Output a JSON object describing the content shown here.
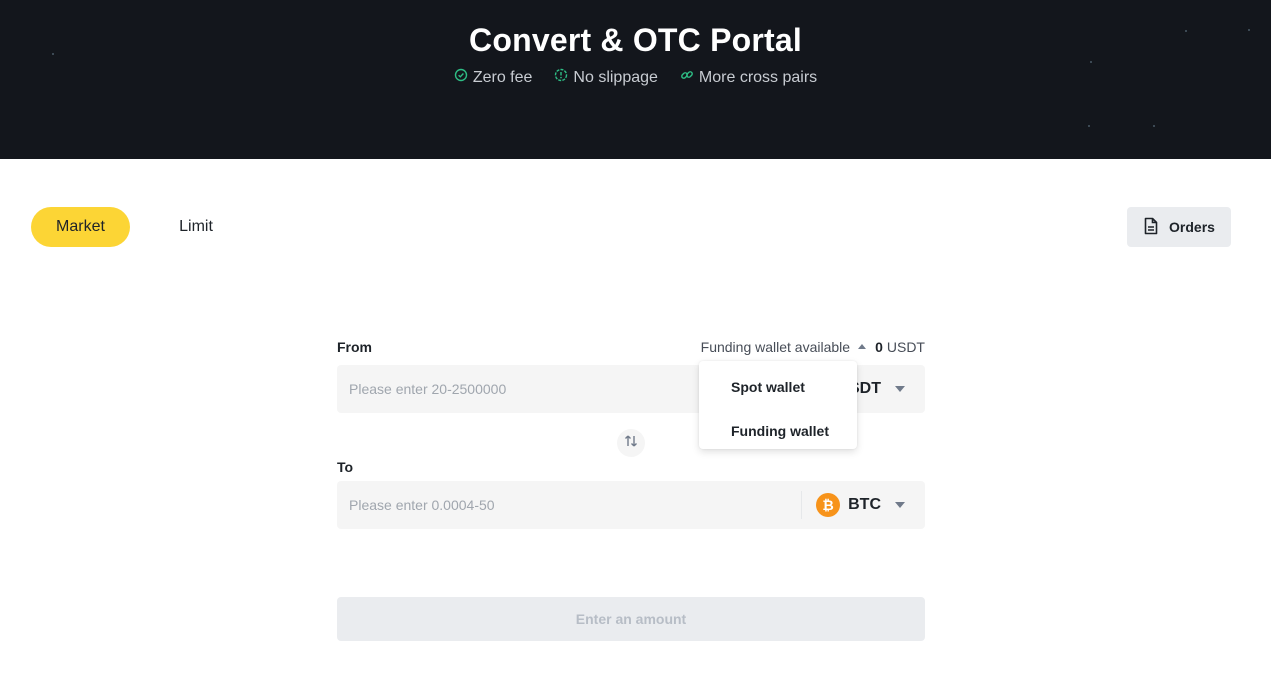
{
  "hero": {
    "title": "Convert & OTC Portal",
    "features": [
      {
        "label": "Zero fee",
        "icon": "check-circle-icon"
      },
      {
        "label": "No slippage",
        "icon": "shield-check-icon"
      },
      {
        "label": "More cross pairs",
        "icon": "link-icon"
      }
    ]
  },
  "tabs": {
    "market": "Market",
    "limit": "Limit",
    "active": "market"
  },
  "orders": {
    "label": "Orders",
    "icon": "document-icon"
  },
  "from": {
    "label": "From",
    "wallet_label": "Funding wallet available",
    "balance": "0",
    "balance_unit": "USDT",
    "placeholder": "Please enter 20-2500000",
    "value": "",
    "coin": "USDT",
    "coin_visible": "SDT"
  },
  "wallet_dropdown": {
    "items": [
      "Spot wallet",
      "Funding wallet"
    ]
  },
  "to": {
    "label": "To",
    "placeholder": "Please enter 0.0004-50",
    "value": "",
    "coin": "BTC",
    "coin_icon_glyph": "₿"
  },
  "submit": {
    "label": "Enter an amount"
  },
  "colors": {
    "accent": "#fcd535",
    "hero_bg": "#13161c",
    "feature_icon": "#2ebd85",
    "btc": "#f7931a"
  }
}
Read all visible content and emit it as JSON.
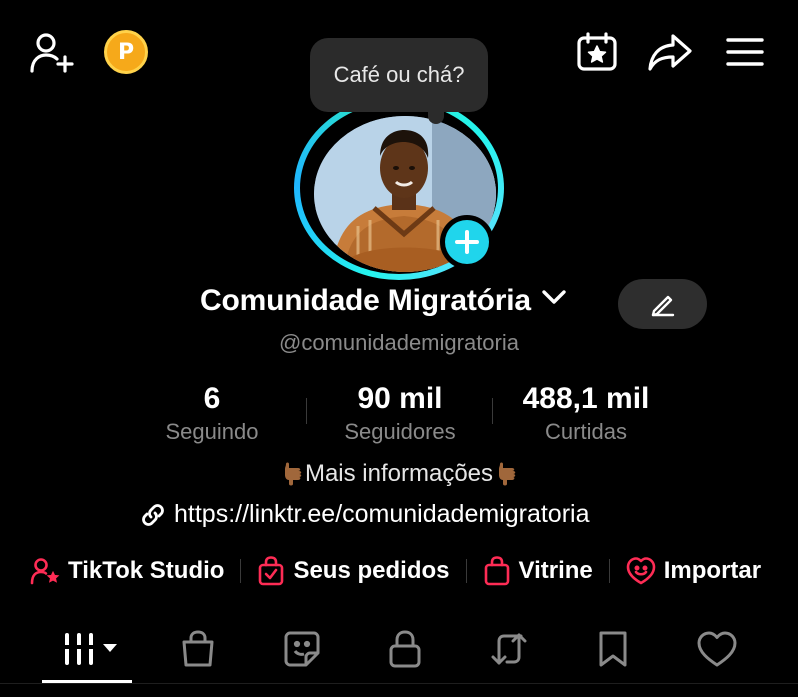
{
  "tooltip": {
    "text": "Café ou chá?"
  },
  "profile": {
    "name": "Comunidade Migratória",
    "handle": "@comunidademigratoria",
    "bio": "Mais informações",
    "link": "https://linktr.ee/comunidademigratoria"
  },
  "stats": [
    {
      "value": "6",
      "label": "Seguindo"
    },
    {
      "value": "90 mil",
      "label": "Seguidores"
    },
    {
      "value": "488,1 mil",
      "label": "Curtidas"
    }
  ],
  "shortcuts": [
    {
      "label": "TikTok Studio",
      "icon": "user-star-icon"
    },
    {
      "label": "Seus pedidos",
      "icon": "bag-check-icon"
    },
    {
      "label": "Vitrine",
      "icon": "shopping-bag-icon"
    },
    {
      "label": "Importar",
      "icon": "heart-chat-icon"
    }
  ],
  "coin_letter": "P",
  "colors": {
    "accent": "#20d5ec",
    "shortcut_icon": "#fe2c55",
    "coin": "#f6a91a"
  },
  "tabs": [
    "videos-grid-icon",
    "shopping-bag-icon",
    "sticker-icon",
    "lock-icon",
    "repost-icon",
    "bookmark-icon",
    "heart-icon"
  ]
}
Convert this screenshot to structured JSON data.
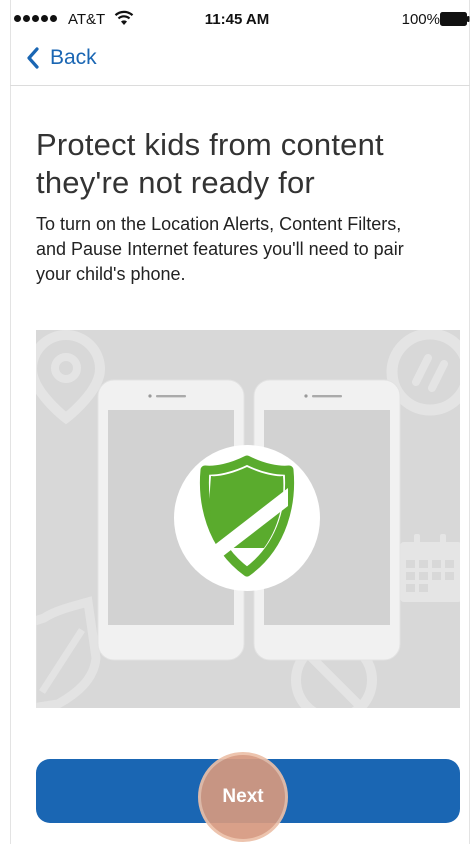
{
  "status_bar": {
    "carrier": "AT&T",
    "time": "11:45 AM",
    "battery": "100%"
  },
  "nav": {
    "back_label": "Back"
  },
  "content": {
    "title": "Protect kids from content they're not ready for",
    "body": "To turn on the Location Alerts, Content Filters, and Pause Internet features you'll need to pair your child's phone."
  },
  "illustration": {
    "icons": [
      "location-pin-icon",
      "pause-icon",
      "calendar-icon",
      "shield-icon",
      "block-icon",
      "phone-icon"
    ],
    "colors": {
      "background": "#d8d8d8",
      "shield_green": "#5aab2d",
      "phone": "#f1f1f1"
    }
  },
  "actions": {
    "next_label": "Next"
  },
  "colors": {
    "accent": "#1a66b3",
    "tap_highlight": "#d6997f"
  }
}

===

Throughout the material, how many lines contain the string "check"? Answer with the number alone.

3